The top floor was decked out with starry lanterns and spotlights, tables which were quickly pushed togerther, and a buffet line of delicious food. In the center of the room, a rectangle of cement formed by white columns, was the dance floor. While there was the first hour or so of the dance where no one dared cross center stage unless they were accompanied by their entourage, as the night went on and the DJ started to play top 40 hits it was soon packed. It's here, lost in a forest of arms and sweat and flashing dresses that bounce up and down and up again, that prom comes to life, that prom becomes not just about the after parties.
Soon the floor was crowded and inhibitions lost somewhere in the mob of hip-pumping teens. I've said it once and I'll say it again, when you look at a high school dance from the outside it's plain nasty, like a single gyrating, hip grabbing, perspiring monster. But when you're there, lost in that crowd, forgetting about how your suit is holding up, hypnotized by the deep beats of today's music- it's plain euphoria.
Perhaps this is why, when everyone started to notice the entire ground moving up and down beneath our feet, and the cracks in the cement that spidered out from us, no one stopped dancing. Lost in the music that pumped from a man with a laptop, we gladly accepted the fact that if we fall through the ground, we might as well go out dancing.
So for nearly four hours we danced as the dance floor roled, cracked, and slowly disintegrated the ironed suits and braided up hair.

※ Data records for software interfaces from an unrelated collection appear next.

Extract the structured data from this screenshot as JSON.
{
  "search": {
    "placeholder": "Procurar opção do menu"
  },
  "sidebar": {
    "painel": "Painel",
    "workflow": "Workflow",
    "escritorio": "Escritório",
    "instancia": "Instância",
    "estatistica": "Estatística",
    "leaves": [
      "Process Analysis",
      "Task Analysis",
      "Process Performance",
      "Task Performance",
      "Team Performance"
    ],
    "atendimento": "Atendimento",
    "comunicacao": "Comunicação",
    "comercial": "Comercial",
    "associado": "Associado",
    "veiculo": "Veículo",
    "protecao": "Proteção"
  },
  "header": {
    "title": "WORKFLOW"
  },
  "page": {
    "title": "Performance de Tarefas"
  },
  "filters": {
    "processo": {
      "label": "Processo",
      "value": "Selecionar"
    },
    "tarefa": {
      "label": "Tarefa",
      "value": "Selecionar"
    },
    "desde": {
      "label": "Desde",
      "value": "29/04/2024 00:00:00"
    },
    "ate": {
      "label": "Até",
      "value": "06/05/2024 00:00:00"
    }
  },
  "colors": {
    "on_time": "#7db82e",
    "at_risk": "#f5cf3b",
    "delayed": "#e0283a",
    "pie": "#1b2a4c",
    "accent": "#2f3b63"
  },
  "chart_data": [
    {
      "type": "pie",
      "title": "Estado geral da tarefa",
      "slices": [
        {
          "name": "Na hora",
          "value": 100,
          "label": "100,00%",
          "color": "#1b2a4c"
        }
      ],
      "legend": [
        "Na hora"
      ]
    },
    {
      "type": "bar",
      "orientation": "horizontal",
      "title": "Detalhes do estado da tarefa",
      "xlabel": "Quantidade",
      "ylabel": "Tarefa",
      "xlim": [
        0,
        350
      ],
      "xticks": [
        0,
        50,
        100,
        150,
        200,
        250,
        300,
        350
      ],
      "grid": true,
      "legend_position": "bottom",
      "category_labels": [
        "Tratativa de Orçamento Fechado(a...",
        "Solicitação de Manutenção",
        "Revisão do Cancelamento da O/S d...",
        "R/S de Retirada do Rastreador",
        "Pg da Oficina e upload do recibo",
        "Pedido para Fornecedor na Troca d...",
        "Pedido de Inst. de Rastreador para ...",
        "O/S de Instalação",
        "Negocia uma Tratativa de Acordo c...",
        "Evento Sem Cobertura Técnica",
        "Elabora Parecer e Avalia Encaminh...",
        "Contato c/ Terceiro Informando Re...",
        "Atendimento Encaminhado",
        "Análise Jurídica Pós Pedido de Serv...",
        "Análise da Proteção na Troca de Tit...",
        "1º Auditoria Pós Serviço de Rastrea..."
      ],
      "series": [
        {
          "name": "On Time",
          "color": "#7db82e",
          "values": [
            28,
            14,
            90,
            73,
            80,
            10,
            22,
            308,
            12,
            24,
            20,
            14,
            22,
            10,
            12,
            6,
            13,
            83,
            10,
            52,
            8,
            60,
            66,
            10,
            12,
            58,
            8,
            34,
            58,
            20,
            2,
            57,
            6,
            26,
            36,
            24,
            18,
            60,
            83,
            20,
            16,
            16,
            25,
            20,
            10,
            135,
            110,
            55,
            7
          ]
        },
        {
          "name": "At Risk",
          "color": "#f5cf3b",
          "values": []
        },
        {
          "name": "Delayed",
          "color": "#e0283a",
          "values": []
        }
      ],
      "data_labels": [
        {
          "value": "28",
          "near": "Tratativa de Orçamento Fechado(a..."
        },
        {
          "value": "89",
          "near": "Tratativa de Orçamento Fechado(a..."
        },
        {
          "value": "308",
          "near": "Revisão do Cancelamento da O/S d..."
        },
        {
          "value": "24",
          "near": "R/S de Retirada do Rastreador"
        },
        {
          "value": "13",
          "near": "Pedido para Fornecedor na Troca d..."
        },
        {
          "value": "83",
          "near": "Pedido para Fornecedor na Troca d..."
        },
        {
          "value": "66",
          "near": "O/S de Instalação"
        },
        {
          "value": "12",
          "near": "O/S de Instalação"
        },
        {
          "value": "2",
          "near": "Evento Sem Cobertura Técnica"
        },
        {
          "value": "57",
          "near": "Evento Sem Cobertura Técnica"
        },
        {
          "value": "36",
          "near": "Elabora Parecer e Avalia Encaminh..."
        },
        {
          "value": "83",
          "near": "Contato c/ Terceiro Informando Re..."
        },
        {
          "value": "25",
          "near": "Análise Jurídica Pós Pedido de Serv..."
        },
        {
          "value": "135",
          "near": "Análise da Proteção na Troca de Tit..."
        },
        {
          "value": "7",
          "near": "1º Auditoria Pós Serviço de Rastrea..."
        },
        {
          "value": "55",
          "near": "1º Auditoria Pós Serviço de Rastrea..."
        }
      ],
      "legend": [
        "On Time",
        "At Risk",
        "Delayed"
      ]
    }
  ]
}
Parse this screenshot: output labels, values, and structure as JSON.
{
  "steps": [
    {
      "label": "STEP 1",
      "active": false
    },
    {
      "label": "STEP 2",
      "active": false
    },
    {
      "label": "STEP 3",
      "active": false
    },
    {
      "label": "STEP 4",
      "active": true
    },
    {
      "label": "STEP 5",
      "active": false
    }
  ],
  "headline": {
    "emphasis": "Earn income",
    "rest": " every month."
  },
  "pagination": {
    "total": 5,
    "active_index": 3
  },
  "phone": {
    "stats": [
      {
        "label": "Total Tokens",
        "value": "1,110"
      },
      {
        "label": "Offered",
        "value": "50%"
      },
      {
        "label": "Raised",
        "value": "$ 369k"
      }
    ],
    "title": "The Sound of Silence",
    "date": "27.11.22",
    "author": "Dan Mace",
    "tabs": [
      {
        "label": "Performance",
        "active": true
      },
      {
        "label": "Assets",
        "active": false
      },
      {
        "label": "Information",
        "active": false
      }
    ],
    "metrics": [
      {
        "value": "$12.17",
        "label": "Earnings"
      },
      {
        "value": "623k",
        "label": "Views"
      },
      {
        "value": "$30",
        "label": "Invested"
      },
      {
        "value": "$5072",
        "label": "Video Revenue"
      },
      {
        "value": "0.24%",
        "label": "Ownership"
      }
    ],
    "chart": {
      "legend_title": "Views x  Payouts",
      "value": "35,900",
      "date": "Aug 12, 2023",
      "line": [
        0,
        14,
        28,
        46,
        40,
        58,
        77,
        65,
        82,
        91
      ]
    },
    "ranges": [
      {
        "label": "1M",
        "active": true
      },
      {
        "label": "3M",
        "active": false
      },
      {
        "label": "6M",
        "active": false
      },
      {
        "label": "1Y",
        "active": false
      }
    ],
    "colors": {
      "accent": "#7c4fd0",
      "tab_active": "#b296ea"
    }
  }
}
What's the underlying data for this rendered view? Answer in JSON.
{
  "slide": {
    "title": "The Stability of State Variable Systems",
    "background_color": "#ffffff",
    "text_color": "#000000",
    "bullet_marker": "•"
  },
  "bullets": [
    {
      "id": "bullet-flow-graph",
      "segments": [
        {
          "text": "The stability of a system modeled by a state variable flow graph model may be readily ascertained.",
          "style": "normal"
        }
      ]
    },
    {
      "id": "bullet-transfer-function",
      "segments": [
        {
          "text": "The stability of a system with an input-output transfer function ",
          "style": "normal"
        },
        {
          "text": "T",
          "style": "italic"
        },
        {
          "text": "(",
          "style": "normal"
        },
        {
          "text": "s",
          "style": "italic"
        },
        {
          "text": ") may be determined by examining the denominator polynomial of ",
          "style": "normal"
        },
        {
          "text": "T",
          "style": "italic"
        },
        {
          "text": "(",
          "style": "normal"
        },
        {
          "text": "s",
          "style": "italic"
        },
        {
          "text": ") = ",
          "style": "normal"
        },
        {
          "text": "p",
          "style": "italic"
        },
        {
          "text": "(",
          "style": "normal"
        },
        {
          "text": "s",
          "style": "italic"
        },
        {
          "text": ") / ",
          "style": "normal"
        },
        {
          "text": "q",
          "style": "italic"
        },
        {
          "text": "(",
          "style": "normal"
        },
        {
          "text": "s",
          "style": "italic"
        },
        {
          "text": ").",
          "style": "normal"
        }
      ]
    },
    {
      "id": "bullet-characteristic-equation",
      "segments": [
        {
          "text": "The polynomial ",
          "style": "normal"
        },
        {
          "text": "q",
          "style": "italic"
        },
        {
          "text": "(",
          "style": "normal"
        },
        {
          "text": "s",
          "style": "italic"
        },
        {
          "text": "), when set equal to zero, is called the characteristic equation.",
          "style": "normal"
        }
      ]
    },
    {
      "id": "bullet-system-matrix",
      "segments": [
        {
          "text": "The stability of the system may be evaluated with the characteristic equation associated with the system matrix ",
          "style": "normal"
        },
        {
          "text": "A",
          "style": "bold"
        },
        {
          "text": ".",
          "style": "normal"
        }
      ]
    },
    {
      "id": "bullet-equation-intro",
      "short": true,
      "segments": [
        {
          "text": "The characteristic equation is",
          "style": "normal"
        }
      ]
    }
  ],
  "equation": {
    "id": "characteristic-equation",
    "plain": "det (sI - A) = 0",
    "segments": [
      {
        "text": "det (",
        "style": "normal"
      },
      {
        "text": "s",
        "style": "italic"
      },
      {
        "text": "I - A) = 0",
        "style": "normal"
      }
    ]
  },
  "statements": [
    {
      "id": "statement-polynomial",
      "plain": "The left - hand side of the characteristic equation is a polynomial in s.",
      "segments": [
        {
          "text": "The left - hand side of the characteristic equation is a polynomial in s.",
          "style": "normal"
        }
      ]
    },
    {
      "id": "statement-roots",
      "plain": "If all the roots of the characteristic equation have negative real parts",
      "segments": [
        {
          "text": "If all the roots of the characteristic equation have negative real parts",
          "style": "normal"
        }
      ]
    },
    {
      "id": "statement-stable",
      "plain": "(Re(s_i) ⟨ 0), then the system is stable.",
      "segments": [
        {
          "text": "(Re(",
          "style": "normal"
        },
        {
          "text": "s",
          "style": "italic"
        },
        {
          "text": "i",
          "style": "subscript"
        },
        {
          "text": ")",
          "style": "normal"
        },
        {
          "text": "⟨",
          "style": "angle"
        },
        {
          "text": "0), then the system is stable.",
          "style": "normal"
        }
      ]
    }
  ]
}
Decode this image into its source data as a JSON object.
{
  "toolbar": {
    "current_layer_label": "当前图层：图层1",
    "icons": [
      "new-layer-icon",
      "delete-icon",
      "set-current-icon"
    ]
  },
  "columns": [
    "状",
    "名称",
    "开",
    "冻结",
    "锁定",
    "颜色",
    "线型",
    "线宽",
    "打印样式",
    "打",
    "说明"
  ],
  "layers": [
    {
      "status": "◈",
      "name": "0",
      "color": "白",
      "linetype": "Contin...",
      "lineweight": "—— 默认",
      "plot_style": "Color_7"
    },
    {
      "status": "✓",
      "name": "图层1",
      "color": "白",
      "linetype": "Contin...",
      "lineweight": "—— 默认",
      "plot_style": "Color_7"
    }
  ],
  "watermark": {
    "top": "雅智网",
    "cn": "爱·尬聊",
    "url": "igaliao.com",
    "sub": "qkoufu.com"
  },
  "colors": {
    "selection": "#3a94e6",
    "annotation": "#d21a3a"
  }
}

Prom might not be the most important moment in high school, may not even be in the top 5, but it's definitely something I'm going to remember for a long time.